Barbara died of cancer in 1985 at age 56 and father Bud passed away in 1992 at age 67. Son Barry, the bassist and reported Danny Bonaduce-like prototype who battled severe depression and substance abuse, was a 2005 victim of Hurricane Katrina. Lead singer/guitarist Billy, also an alcohol and drug abuser, died from chronic health problems in 2006. Both brothers were in their 50s.
The Cowsills story is chillingly similar to that of two other musical families from that era: The Beach Boy brothers Brian, Carl and Dennis Wilson and their sadistic, megalomaniacal father Murry Wilson, and the Jackson Five and their abusive father Joe Jackson.
Bob is grateful the band had so much success, but he believes that had it not been for his father, "We would have had 20 more hits. We were just getting started." Bob regrets that there was never a reconciliation with any of the Cowsill siblings and their father. And he's still angry that his dad never saved any of the money the band made, and never set up any trust funds or bank accounts for any of his children.
"That would be illegal to do that today," he says. "We never get a dime from anything, and our songs are still out there. The Rain, The Park, and Other Things, our original recording, was featured in the movie Dumb and Dumber and we weren't even told about it, let alone paid for it."
Bob says he and the other surviving members have come to terms with their difficult past, and with themselves. And he notes that his dad did pay one final, unexpected visit to each of the Cowsill siblings not long before he died.
"He was living in Mexico, but he came to visit me one last time," Bob recalls. "It had been a long time since I had seen him. I didn't get to see my mother much, either, because she stayed with him. But one time he just got in his his Volkswagen bus, with his white hair and white beard like Ernest Hemingway, and showed up at my door. He said he just wanted to stop by. I didn't even know what to say."

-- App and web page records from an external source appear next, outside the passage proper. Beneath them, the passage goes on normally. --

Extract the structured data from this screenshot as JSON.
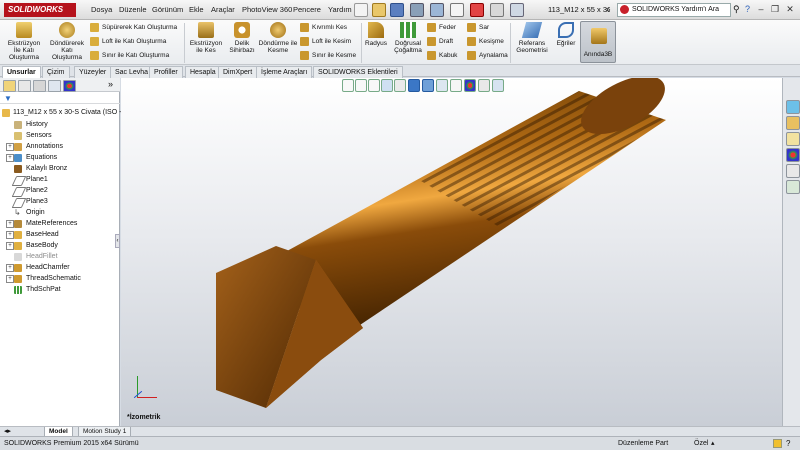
{
  "app": {
    "logo_text": "SOLIDWORKS",
    "document_title": "113_M12 x 55 x 30...",
    "help_search_placeholder": "SOLIDWORKS Yardım'ı Ara"
  },
  "menu": [
    "Dosya",
    "Düzenle",
    "Görünüm",
    "Ekle",
    "Araçlar",
    "PhotoView 360",
    "Pencere",
    "Yardım"
  ],
  "ribbon": {
    "ekstruzyon_ile_kati": "Ekstrüzyon İle Katı Oluşturma",
    "dondurerek_kati": "Döndürerek Katı Oluşturma",
    "supurerek_kati": "Süpürerek Katı Oluşturma",
    "loft_kati": "Loft ile Katı Oluşturma",
    "sinir_kati": "Sınır ile Katı Oluşturma",
    "ekstruzyon_kes": "Ekstrüzyon ile Kes",
    "delik_sihirbazi": "Delik Sihirbazı",
    "dondurme_kesme": "Döndürme ile Kesme",
    "kivrimli_kes": "Kıvrımlı Kes",
    "loft_kesim": "Loft ile Kesim",
    "sinir_kesme": "Sınır ile Kesme",
    "radyus": "Radyus",
    "dogrusal_cogaltma": "Doğrusal Çoğaltma",
    "feder": "Feder",
    "draft": "Draft",
    "kabuk": "Kabuk",
    "sar": "Sar",
    "kesisme": "Kesişme",
    "aynalama": "Aynalama",
    "referans_geometrisi": "Referans Geometrisi",
    "egriler": "Eğriler",
    "aninda3b": "Anında3B"
  },
  "tabs": [
    "Unsurlar",
    "Çizim",
    "Yüzeyler",
    "Sac Levha",
    "Profiller",
    "Hesapla",
    "DimXpert",
    "İşleme Araçları",
    "SOLIDWORKS Eklentileri"
  ],
  "tree": {
    "root": "113_M12 x 55 x 30-S Civata  (ISO -",
    "items": [
      "History",
      "Sensors",
      "Annotations",
      "Equations",
      "Kalaylı Bronz",
      "Plane1",
      "Plane2",
      "Plane3",
      "Origin",
      "MateReferences",
      "BaseHead",
      "BaseBody",
      "HeadFillet",
      "HeadChamfer",
      "ThreadSchematic",
      "ThdSchPat"
    ]
  },
  "viewport": {
    "view_label": "*İzometrik"
  },
  "model_tabs": [
    "Model",
    "Motion Study 1"
  ],
  "status": {
    "left": "SOLIDWORKS Premium 2015 x64 Sürümü",
    "mode": "Düzenleme Part",
    "units": "Özel"
  },
  "colors": {
    "bolt_light": "#f0a840",
    "bolt_dark": "#5a3000",
    "logo_red": "#b5121b"
  }
}
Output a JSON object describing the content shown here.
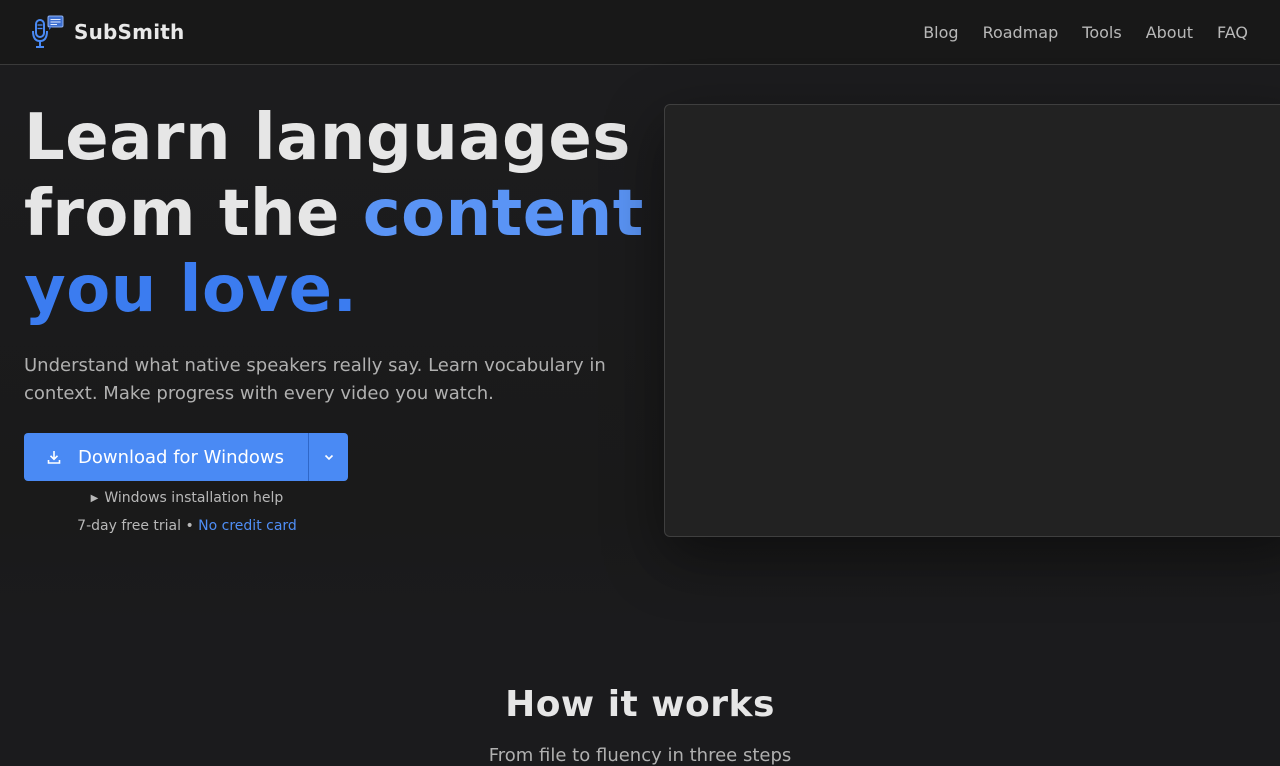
{
  "nav": {
    "brand": "SubSmith",
    "links": [
      "Blog",
      "Roadmap",
      "Tools",
      "About",
      "FAQ"
    ]
  },
  "hero": {
    "title_part1": "Learn languages from the ",
    "title_part2": "content",
    "title_part3": "you love.",
    "subtitle": "Understand what native speakers really say. Learn vocabulary in context. Make progress with every video you watch.",
    "download_label": "Download for Windows",
    "install_help": "Windows installation help",
    "trial_text": "7-day free trial",
    "trial_separator": " • ",
    "trial_link": "No credit card"
  },
  "how_it_works": {
    "title": "How it works",
    "subtitle": "From file to fluency in three steps"
  },
  "colors": {
    "accent": "#4a8af4",
    "accent_text": "#5a94f5",
    "background": "#1b1b1d"
  },
  "icons": {
    "logo": "microphone-subtitle-logo",
    "download": "download-icon",
    "dropdown": "chevron-down-icon",
    "disclosure": "triangle-right-icon"
  }
}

Bud went with Bob that day to see his son play baseball, and then went with him to his wife's tennis lesson. "He didn't say much," Bob says. "But there was one thing he said that I will never forget. He asked me, 'Are you prejudiced?' I said, 'Of course not, dad.' And he said, 'At least I did something right.' Then he left."
Bob says he never saw his father again. But his father left $1,000 on Bob's table that day. "He visited all of us like that, every one of us," Bob says. "And he asked all of us the same question."